## What you will do:
Word for word, repeat the records, leaving every picture behind.

## Data records for software interfaces:
=== Begin Enclosure ===
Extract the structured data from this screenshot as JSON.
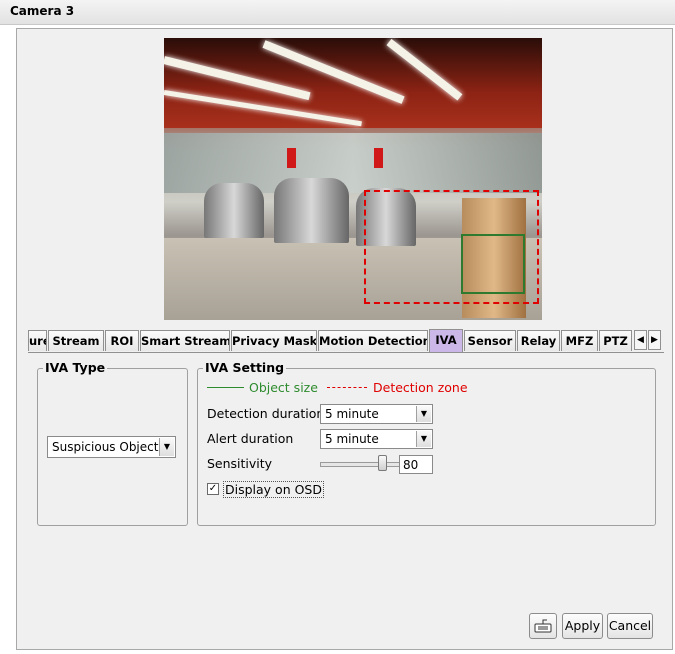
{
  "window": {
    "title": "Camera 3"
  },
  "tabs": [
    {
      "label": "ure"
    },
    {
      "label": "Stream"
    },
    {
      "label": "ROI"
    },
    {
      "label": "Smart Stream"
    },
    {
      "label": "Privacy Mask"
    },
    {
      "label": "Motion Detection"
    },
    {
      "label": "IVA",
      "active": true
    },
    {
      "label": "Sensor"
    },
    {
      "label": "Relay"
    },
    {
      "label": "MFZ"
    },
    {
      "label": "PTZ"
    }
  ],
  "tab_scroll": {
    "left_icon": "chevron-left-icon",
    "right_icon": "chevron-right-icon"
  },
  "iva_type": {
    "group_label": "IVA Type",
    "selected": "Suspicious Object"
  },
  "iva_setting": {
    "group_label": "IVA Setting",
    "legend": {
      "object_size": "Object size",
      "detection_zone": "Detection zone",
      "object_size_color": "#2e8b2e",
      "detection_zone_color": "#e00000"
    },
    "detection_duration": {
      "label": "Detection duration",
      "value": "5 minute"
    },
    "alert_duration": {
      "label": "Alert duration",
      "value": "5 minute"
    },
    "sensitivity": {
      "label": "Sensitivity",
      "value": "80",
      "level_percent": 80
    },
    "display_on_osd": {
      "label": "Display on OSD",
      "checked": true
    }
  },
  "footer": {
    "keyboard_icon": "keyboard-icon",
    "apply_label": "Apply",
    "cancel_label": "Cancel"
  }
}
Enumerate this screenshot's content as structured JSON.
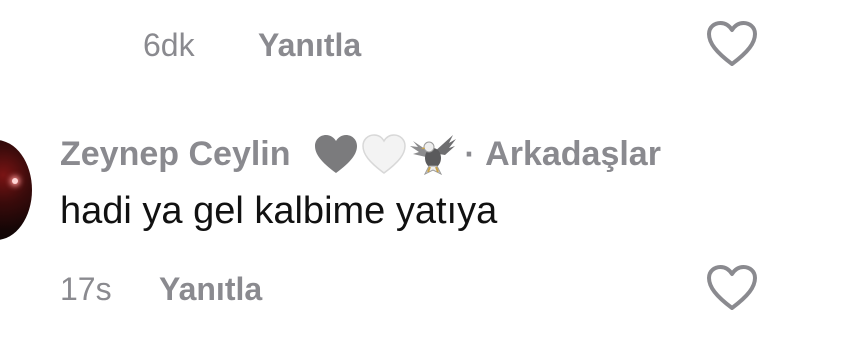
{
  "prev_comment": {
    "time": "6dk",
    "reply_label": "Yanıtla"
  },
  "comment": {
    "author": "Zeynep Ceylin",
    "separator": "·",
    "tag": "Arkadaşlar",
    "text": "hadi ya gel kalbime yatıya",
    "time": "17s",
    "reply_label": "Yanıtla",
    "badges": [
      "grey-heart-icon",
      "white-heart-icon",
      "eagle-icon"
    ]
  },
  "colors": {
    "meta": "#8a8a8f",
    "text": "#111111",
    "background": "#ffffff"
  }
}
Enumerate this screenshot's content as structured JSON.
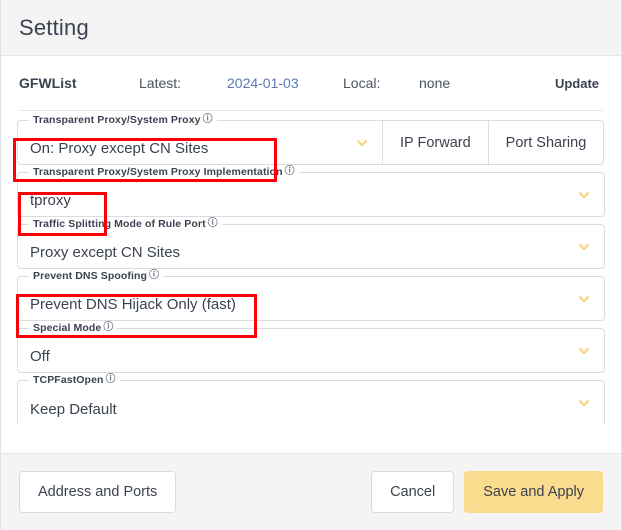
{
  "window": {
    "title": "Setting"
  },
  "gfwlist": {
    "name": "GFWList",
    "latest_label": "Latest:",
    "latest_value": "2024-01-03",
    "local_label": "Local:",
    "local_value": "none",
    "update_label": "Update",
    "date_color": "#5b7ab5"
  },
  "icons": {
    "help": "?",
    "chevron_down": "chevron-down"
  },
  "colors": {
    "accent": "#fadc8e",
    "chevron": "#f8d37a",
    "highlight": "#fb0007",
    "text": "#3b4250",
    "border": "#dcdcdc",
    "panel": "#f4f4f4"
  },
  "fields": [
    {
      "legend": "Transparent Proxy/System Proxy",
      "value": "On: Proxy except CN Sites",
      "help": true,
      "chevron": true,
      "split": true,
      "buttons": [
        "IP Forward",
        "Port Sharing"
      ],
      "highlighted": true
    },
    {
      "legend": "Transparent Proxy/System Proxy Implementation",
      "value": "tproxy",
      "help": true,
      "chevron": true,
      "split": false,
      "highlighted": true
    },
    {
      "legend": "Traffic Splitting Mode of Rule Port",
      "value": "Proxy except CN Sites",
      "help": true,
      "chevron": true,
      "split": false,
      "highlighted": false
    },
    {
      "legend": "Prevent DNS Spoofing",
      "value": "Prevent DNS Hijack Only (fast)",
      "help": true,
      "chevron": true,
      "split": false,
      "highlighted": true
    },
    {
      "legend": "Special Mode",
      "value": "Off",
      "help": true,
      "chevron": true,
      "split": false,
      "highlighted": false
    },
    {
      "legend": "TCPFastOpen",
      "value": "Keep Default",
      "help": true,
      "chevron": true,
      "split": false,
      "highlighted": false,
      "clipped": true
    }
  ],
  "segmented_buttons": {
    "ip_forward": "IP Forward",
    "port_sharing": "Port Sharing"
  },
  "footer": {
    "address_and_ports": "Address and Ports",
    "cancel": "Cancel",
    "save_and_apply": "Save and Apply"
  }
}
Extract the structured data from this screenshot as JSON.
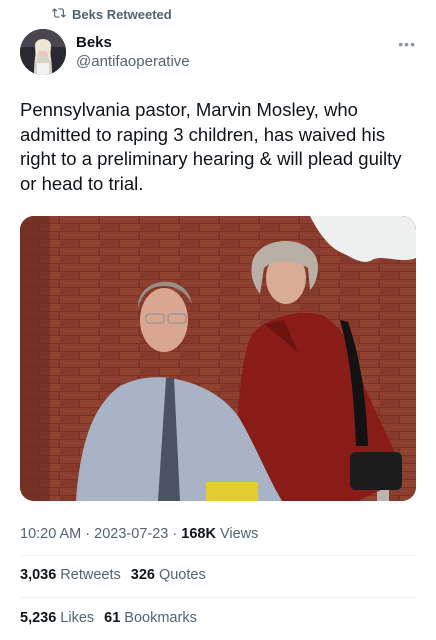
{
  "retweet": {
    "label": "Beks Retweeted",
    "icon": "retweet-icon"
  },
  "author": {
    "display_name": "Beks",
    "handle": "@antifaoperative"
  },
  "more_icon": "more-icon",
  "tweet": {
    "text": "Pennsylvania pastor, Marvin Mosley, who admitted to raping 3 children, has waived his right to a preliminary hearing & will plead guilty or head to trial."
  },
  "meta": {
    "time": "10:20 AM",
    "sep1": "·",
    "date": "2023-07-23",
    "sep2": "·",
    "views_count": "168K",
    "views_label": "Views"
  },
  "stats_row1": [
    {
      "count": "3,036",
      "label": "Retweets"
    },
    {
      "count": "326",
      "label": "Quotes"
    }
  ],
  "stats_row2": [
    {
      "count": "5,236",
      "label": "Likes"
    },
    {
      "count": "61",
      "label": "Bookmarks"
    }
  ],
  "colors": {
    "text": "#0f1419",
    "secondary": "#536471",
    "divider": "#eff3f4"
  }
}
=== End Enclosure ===
## Exercise result:
Extract the structured data from this screenshot as JSON.
{
  "window": {
    "title": "Camera 3"
  },
  "tabs": [
    {
      "label": "ure"
    },
    {
      "label": "Stream"
    },
    {
      "label": "ROI"
    },
    {
      "label": "Smart Stream"
    },
    {
      "label": "Privacy Mask"
    },
    {
      "label": "Motion Detection"
    },
    {
      "label": "IVA",
      "active": true
    },
    {
      "label": "Sensor"
    },
    {
      "label": "Relay"
    },
    {
      "label": "MFZ"
    },
    {
      "label": "PTZ"
    }
  ],
  "tab_scroll": {
    "left_icon": "chevron-left-icon",
    "right_icon": "chevron-right-icon"
  },
  "iva_type": {
    "group_label": "IVA Type",
    "selected": "Suspicious Object"
  },
  "iva_setting": {
    "group_label": "IVA Setting",
    "legend": {
      "object_size": "Object size",
      "detection_zone": "Detection zone",
      "object_size_color": "#2e8b2e",
      "detection_zone_color": "#e00000"
    },
    "detection_duration": {
      "label": "Detection duration",
      "value": "5 minute"
    },
    "alert_duration": {
      "label": "Alert duration",
      "value": "5 minute"
    },
    "sensitivity": {
      "label": "Sensitivity",
      "value": "80",
      "level_percent": 80
    },
    "display_on_osd": {
      "label": "Display on OSD",
      "checked": true
    }
  },
  "footer": {
    "keyboard_icon": "keyboard-icon",
    "apply_label": "Apply",
    "cancel_label": "Cancel"
  }
}
Enumerate this screenshot's content as structured JSON.
{
  "prev_comment": {
    "time": "6dk",
    "reply_label": "Yanıtla"
  },
  "comment": {
    "author": "Zeynep Ceylin",
    "separator": "·",
    "tag": "Arkadaşlar",
    "text": "hadi ya gel kalbime yatıya",
    "time": "17s",
    "reply_label": "Yanıtla",
    "badges": [
      "grey-heart-icon",
      "white-heart-icon",
      "eagle-icon"
    ]
  },
  "colors": {
    "meta": "#8a8a8f",
    "text": "#111111",
    "background": "#ffffff"
  }
}
Enumerate this screenshot's content as structured JSON.
{
  "window": {
    "title": "Setting"
  },
  "gfwlist": {
    "name": "GFWList",
    "latest_label": "Latest:",
    "latest_value": "2024-01-03",
    "local_label": "Local:",
    "local_value": "none",
    "update_label": "Update",
    "date_color": "#5b7ab5"
  },
  "icons": {
    "help": "?",
    "chevron_down": "chevron-down"
  },
  "colors": {
    "accent": "#fadc8e",
    "chevron": "#f8d37a",
    "highlight": "#fb0007",
    "text": "#3b4250",
    "border": "#dcdcdc",
    "panel": "#f4f4f4"
  },
  "fields": [
    {
      "legend": "Transparent Proxy/System Proxy",
      "value": "On: Proxy except CN Sites",
      "help": true,
      "chevron": true,
      "split": true,
      "buttons": [
        "IP Forward",
        "Port Sharing"
      ],
      "highlighted": true
    },
    {
      "legend": "Transparent Proxy/System Proxy Implementation",
      "value": "tproxy",
      "help": true,
      "chevron": true,
      "split": false,
      "highlighted": true
    },
    {
      "legend": "Traffic Splitting Mode of Rule Port",
      "value": "Proxy except CN Sites",
      "help": true,
      "chevron": true,
      "split": false,
      "highlighted": false
    },
    {
      "legend": "Prevent DNS Spoofing",
      "value": "Prevent DNS Hijack Only (fast)",
      "help": true,
      "chevron": true,
      "split": false,
      "highlighted": true
    },
    {
      "legend": "Special Mode",
      "value": "Off",
      "help": true,
      "chevron": true,
      "split": false,
      "highlighted": false
    },
    {
      "legend": "TCPFastOpen",
      "value": "Keep Default",
      "help": true,
      "chevron": true,
      "split": false,
      "highlighted": false,
      "clipped": true
    }
  ],
  "segmented_buttons": {
    "ip_forward": "IP Forward",
    "port_sharing": "Port Sharing"
  },
  "footer": {
    "address_and_ports": "Address and Ports",
    "cancel": "Cancel",
    "save_and_apply": "Save and Apply"
  }
}
Extract the structured data from this screenshot as JSON.
{
  "retweet": {
    "label": "Beks Retweeted",
    "icon": "retweet-icon"
  },
  "author": {
    "display_name": "Beks",
    "handle": "@antifaoperative"
  },
  "more_icon": "more-icon",
  "tweet": {
    "text": "Pennsylvania pastor, Marvin Mosley, who admitted to raping 3 children, has waived his right to a preliminary hearing & will plead guilty or head to trial."
  },
  "meta": {
    "time": "10:20 AM",
    "sep1": "·",
    "date": "2023-07-23",
    "sep2": "·",
    "views_count": "168K",
    "views_label": "Views"
  },
  "stats_row1": [
    {
      "count": "3,036",
      "label": "Retweets"
    },
    {
      "count": "326",
      "label": "Quotes"
    }
  ],
  "stats_row2": [
    {
      "count": "5,236",
      "label": "Likes"
    },
    {
      "count": "61",
      "label": "Bookmarks"
    }
  ],
  "colors": {
    "text": "#0f1419",
    "secondary": "#536471",
    "divider": "#eff3f4"
  }
}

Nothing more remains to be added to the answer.